  3. After the first visit…I always call the referral source.  In my practice 80% of the patients were referred by a trusted friend.  I wanted to encourage that action to happen again, and again.  Reward what you want repeated.  Mail a “Thank You” letter or card with a gift certificate valued at $50.00 toward any dental treatment they would like and a copy of our “Care to Share” program. (Follow links in the Quick Links section of the newsletter to view samples). A second letter goes to the new patient.  It is hand written on my logo designed stationary.  It just says how glad I was to meet them and thanked them in advance for referring their friends and neighbors.  I never used pre-printed cards.
  4. After the Case Presentation appointment…This usually occurred during the first visit.  We always made sure the patient walked out with:  a copy of the financial policy, the treatment plan, brochures covering the treatment recommended, photos of the areas of concern, fees, and an appointment card (Again, we always recorded how they would like to be confirmed.  We never assumed it was their cell, work, or home number.  We wanted to know how to reach them the day before the appointment.  We also used “Smile Reminders,” an internet based messaging system that automatically notified the patient.)
  5. When treatment is completed…Following the final treatment I always sent a thank you letter with a post op photo for cosmetic cases and another copy of our “Care to Share” program with 2 business cards.  You have to continue to encourage referrals.
  6. Keeping the patient happy, informed and loyal…We send all of our patients a newsletter 4 times a year to constantly keep in touch with them.  Each letter or newsletter has the phrase “Address Correction Requested” printed beneath where the postage goes.  This allows returned mail to give us the patient’s current address.  We also send birthday cards and special occasion letters to our patients.
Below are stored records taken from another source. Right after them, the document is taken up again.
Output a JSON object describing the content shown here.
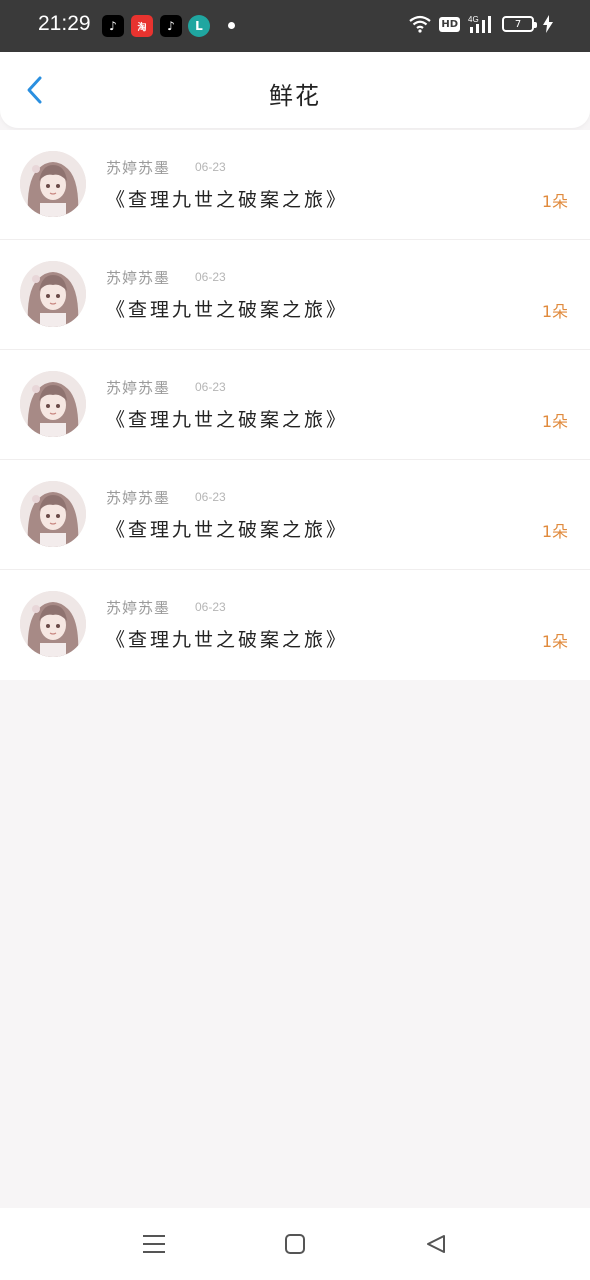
{
  "status_bar": {
    "time": "21:29",
    "app_icons": [
      "tiktok-icon",
      "taobao-icon",
      "tiktok-lite-icon",
      "l-app-icon"
    ],
    "taobao_label": "淘",
    "l_label": "L",
    "network": "4G",
    "hd": "HD",
    "battery": "7"
  },
  "header": {
    "title": "鲜花"
  },
  "rows": [
    {
      "username": "苏婷苏墨",
      "date": "06-23",
      "title": "《查理九世之破案之旅》",
      "count": "1朵"
    },
    {
      "username": "苏婷苏墨",
      "date": "06-23",
      "title": "《查理九世之破案之旅》",
      "count": "1朵"
    },
    {
      "username": "苏婷苏墨",
      "date": "06-23",
      "title": "《查理九世之破案之旅》",
      "count": "1朵"
    },
    {
      "username": "苏婷苏墨",
      "date": "06-23",
      "title": "《查理九世之破案之旅》",
      "count": "1朵"
    },
    {
      "username": "苏婷苏墨",
      "date": "06-23",
      "title": "《查理九世之破案之旅》",
      "count": "1朵"
    }
  ],
  "colors": {
    "accent_blue": "#2a8fe0",
    "count_orange": "#e08a3c",
    "status_bar_bg": "#3a3a3a",
    "page_bg": "#f7f5f6"
  }
}
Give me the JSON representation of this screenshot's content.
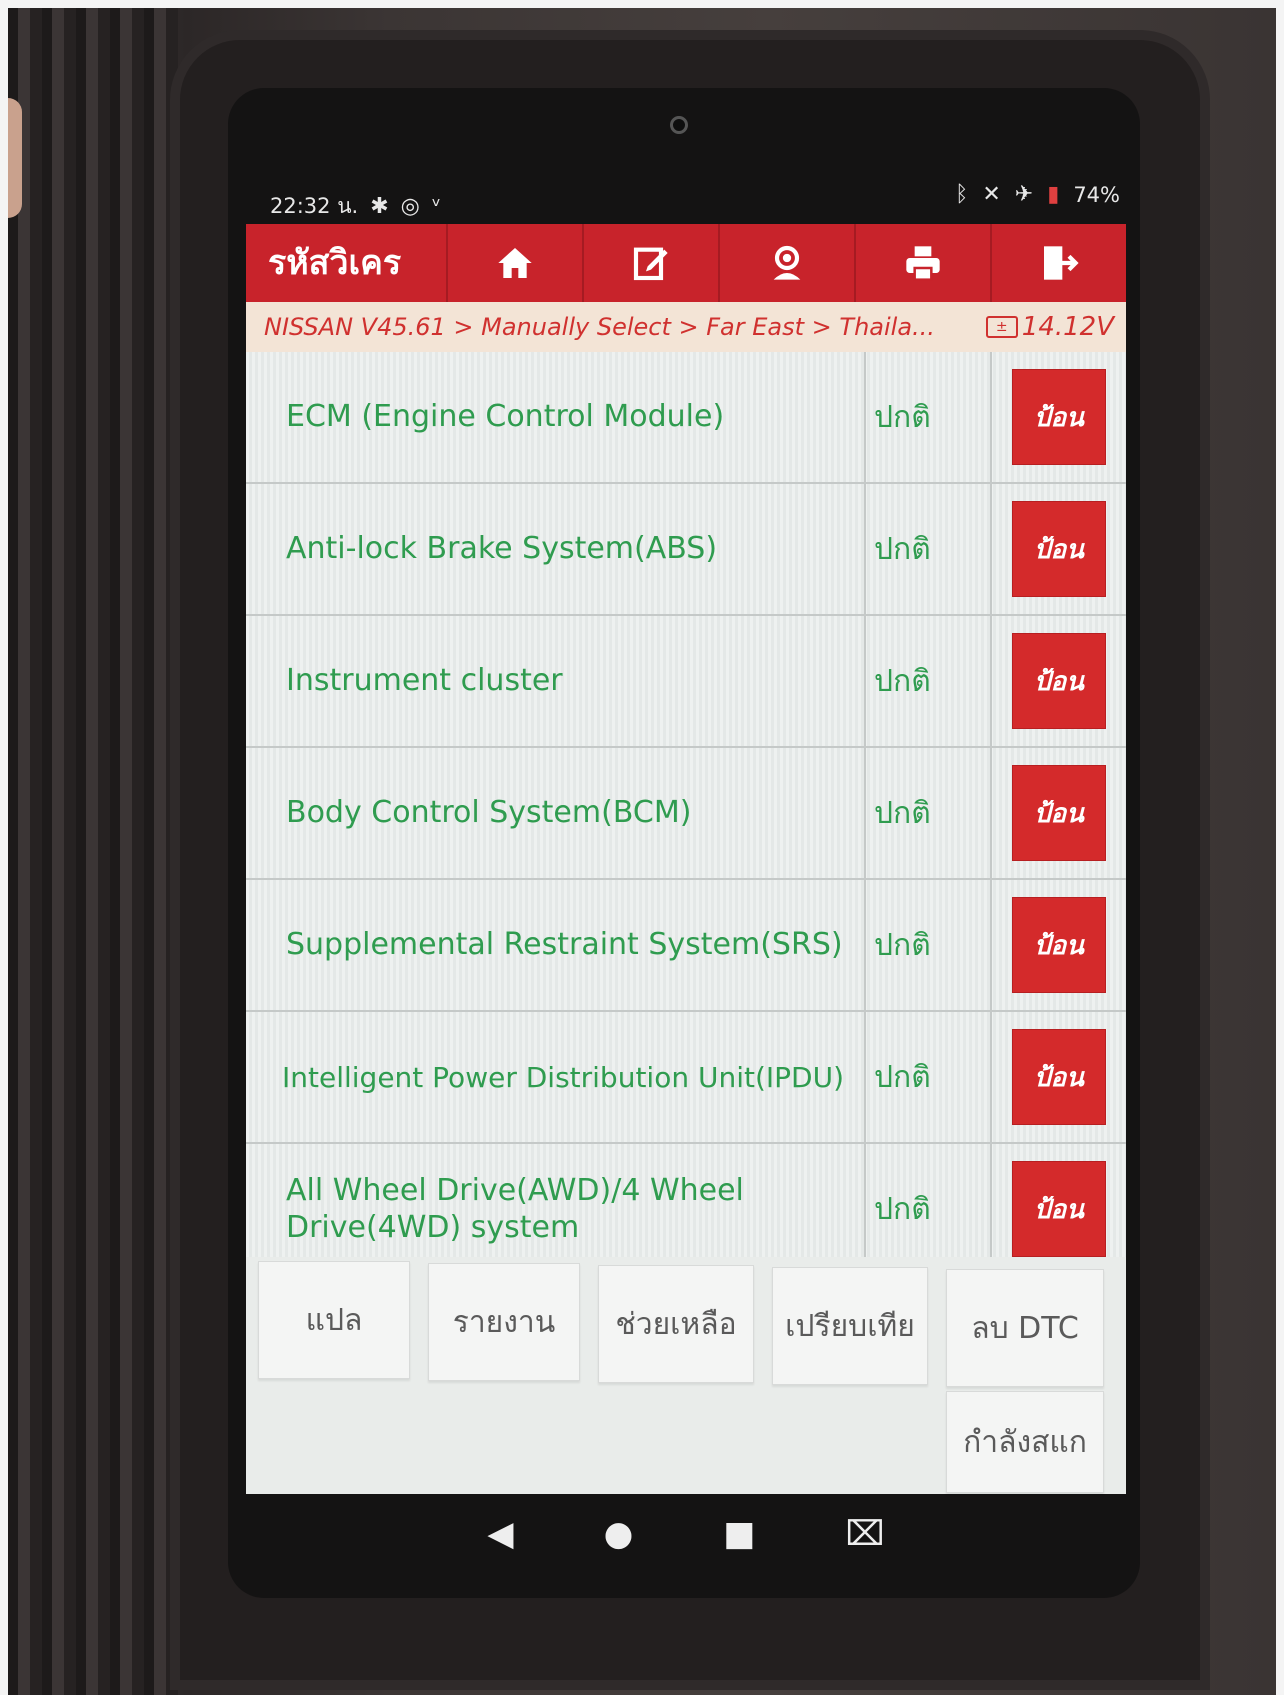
{
  "status_bar": {
    "time": "22:32 น.",
    "battery": "74%"
  },
  "toolbar": {
    "title": "รหัสวิเคร",
    "buttons": [
      "home-icon",
      "edit-icon",
      "support-icon",
      "print-icon",
      "exit-icon"
    ]
  },
  "breadcrumb": {
    "path": "NISSAN V45.61 > Manually Select > Far East > Thaila...",
    "voltage": "14.12V"
  },
  "systems": [
    {
      "name": "ECM (Engine Control Module)",
      "status": "ปกติ",
      "action": "ป้อน"
    },
    {
      "name": "Anti-lock Brake System(ABS)",
      "status": "ปกติ",
      "action": "ป้อน"
    },
    {
      "name": "Instrument cluster",
      "status": "ปกติ",
      "action": "ป้อน"
    },
    {
      "name": "Body Control System(BCM)",
      "status": "ปกติ",
      "action": "ป้อน"
    },
    {
      "name": "Supplemental Restraint System(SRS)",
      "status": "ปกติ",
      "action": "ป้อน"
    },
    {
      "name": "Intelligent Power Distribution Unit(IPDU)",
      "status": "ปกติ",
      "action": "ป้อน"
    },
    {
      "name": "All Wheel Drive(AWD)/4 Wheel Drive(4WD) system",
      "status": "ปกติ",
      "action": "ป้อน"
    }
  ],
  "footer": {
    "translate": "แปล",
    "report": "รายงาน",
    "help": "ช่วยเหลือ",
    "compare": "เปรียบเทีย",
    "clear_dtc": "ลบ DTC",
    "scanning": "กำลังสแก"
  },
  "colors": {
    "toolbar": "#c8232b",
    "system_text": "#2f9c4f",
    "enter_button": "#d42a2b"
  }
}
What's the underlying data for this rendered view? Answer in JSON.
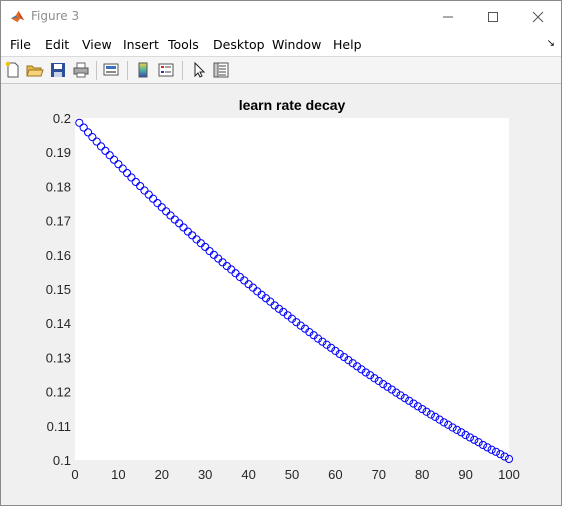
{
  "window": {
    "title": "Figure 3",
    "minimize_icon": "minimize-icon",
    "maximize_icon": "maximize-icon",
    "close_icon": "close-icon"
  },
  "menu": {
    "items": [
      "File",
      "Edit",
      "View",
      "Insert",
      "Tools",
      "Desktop",
      "Window",
      "Help"
    ]
  },
  "toolbar": {
    "buttons": [
      "new-figure-icon",
      "open-file-icon",
      "save-icon",
      "print-icon",
      "link-plot-icon",
      "insert-colorbar-icon",
      "insert-legend-icon",
      "edit-plot-pointer-icon",
      "property-inspector-icon"
    ]
  },
  "colors": {
    "marker": "#0000ff",
    "axes_bg": "#ffffff",
    "figure_bg": "#f0f0f0"
  },
  "chart_data": {
    "type": "scatter",
    "title": "learn rate decay",
    "xlabel": "",
    "ylabel": "",
    "xlim": [
      0,
      100
    ],
    "ylim": [
      0.1,
      0.2
    ],
    "xticks": [
      0,
      10,
      20,
      30,
      40,
      50,
      60,
      70,
      80,
      90,
      100
    ],
    "yticks": [
      0.1,
      0.11,
      0.12,
      0.13,
      0.14,
      0.15,
      0.16,
      0.17,
      0.18,
      0.19,
      0.2
    ],
    "ytick_labels": [
      "0.1",
      "0.11",
      "0.12",
      "0.13",
      "0.14",
      "0.15",
      "0.16",
      "0.17",
      "0.18",
      "0.19",
      "0.2"
    ],
    "marker": "circle",
    "grid": false,
    "x": [
      1,
      2,
      3,
      4,
      5,
      6,
      7,
      8,
      9,
      10,
      11,
      12,
      13,
      14,
      15,
      16,
      17,
      18,
      19,
      20,
      21,
      22,
      23,
      24,
      25,
      26,
      27,
      28,
      29,
      30,
      31,
      32,
      33,
      34,
      35,
      36,
      37,
      38,
      39,
      40,
      41,
      42,
      43,
      44,
      45,
      46,
      47,
      48,
      49,
      50,
      51,
      52,
      53,
      54,
      55,
      56,
      57,
      58,
      59,
      60,
      61,
      62,
      63,
      64,
      65,
      66,
      67,
      68,
      69,
      70,
      71,
      72,
      73,
      74,
      75,
      76,
      77,
      78,
      79,
      80,
      81,
      82,
      83,
      84,
      85,
      86,
      87,
      88,
      89,
      90,
      91,
      92,
      93,
      94,
      95,
      96,
      97,
      98,
      99,
      100
    ],
    "y": [
      0.1986,
      0.1972,
      0.1958,
      0.1944,
      0.1931,
      0.1917,
      0.1904,
      0.1891,
      0.1878,
      0.1865,
      0.1852,
      0.1839,
      0.1826,
      0.1813,
      0.1801,
      0.1788,
      0.1776,
      0.1764,
      0.1751,
      0.1739,
      0.1727,
      0.1715,
      0.1703,
      0.1692,
      0.168,
      0.1668,
      0.1657,
      0.1645,
      0.1634,
      0.1623,
      0.1611,
      0.16,
      0.1589,
      0.1578,
      0.1567,
      0.1557,
      0.1546,
      0.1535,
      0.1525,
      0.1514,
      0.1504,
      0.1493,
      0.1483,
      0.1473,
      0.1463,
      0.1452,
      0.1442,
      0.1433,
      0.1423,
      0.1413,
      0.1403,
      0.1393,
      0.1384,
      0.1374,
      0.1365,
      0.1355,
      0.1346,
      0.1337,
      0.1328,
      0.1319,
      0.131,
      0.1301,
      0.1292,
      0.1283,
      0.1274,
      0.1265,
      0.1256,
      0.1248,
      0.1239,
      0.1231,
      0.1222,
      0.1214,
      0.1206,
      0.1197,
      0.1189,
      0.1181,
      0.1173,
      0.1165,
      0.1157,
      0.1149,
      0.1141,
      0.1133,
      0.1126,
      0.1118,
      0.111,
      0.1103,
      0.1095,
      0.1088,
      0.1081,
      0.1073,
      0.1066,
      0.1059,
      0.1052,
      0.1044,
      0.1037,
      0.103,
      0.1024,
      0.1017,
      0.101,
      0.1003
    ]
  }
}
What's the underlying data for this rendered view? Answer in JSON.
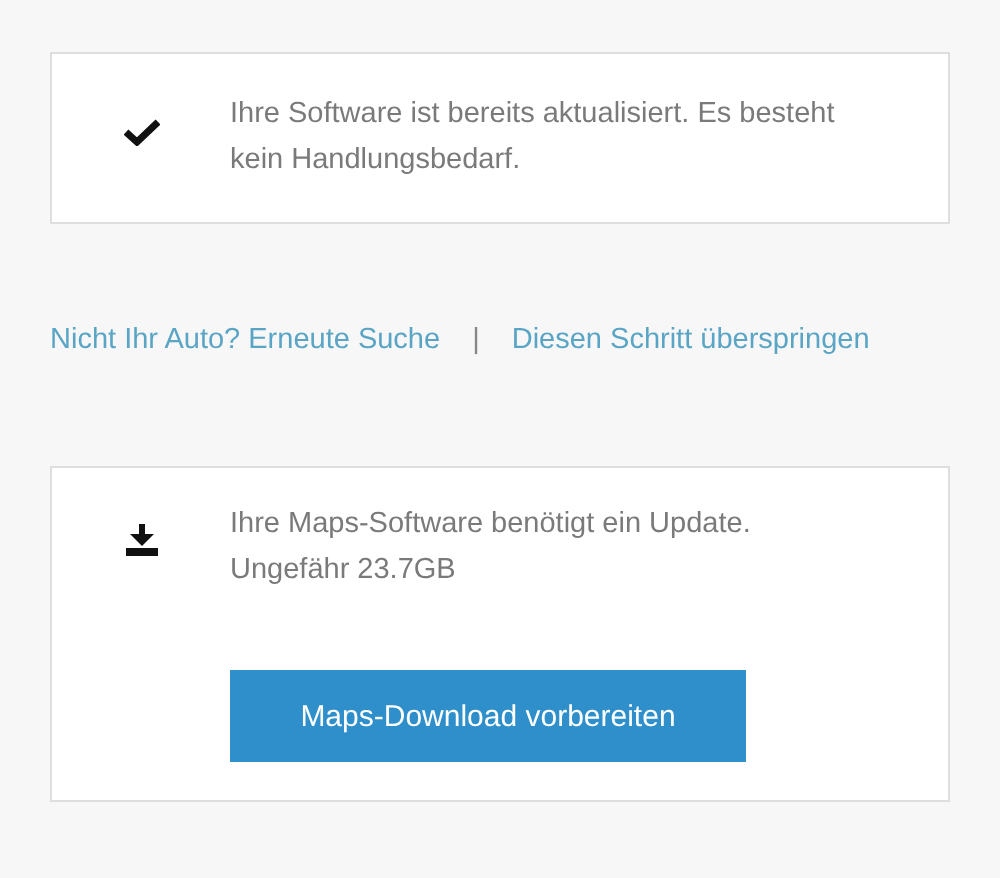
{
  "status_card": {
    "message": "Ihre Software ist bereits aktualisiert. Es besteht kein Handlungsbedarf."
  },
  "links": [
    {
      "label": "Nicht Ihr Auto? Erneute Suche"
    },
    {
      "label": "Diesen Schritt überspringen"
    }
  ],
  "link_separator": "|",
  "update_card": {
    "message": "Ihre Maps-Software benötigt ein Update.",
    "size": "Ungefähr 23.7GB",
    "button": "Maps-Download vorbereiten"
  }
}
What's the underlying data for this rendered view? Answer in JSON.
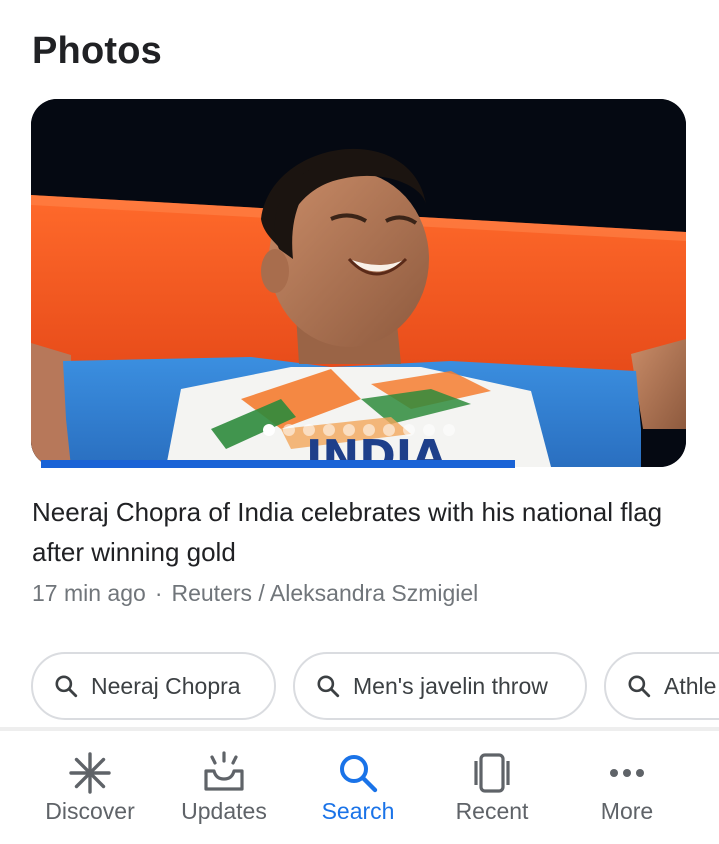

  7. Enter the new patient into the recall system…The real benefit of marketing is not just the patient that comes in for a “deal”.  It is taking that patient and turning them into a referring machine.  In doing this it becomes even more important to maintain an active recall system of loyal patients.  Please feel free to give us a call and let us describe our “recall magic” system of perpetual patients.  The “Whitening for Life” program is a great way to encourage your patients to never miss a recall appointment.  We guarantee all of our work.  This offer hinges on the patient not missing a normal 6 month recall.  Give your patients a reason to stay in your practice.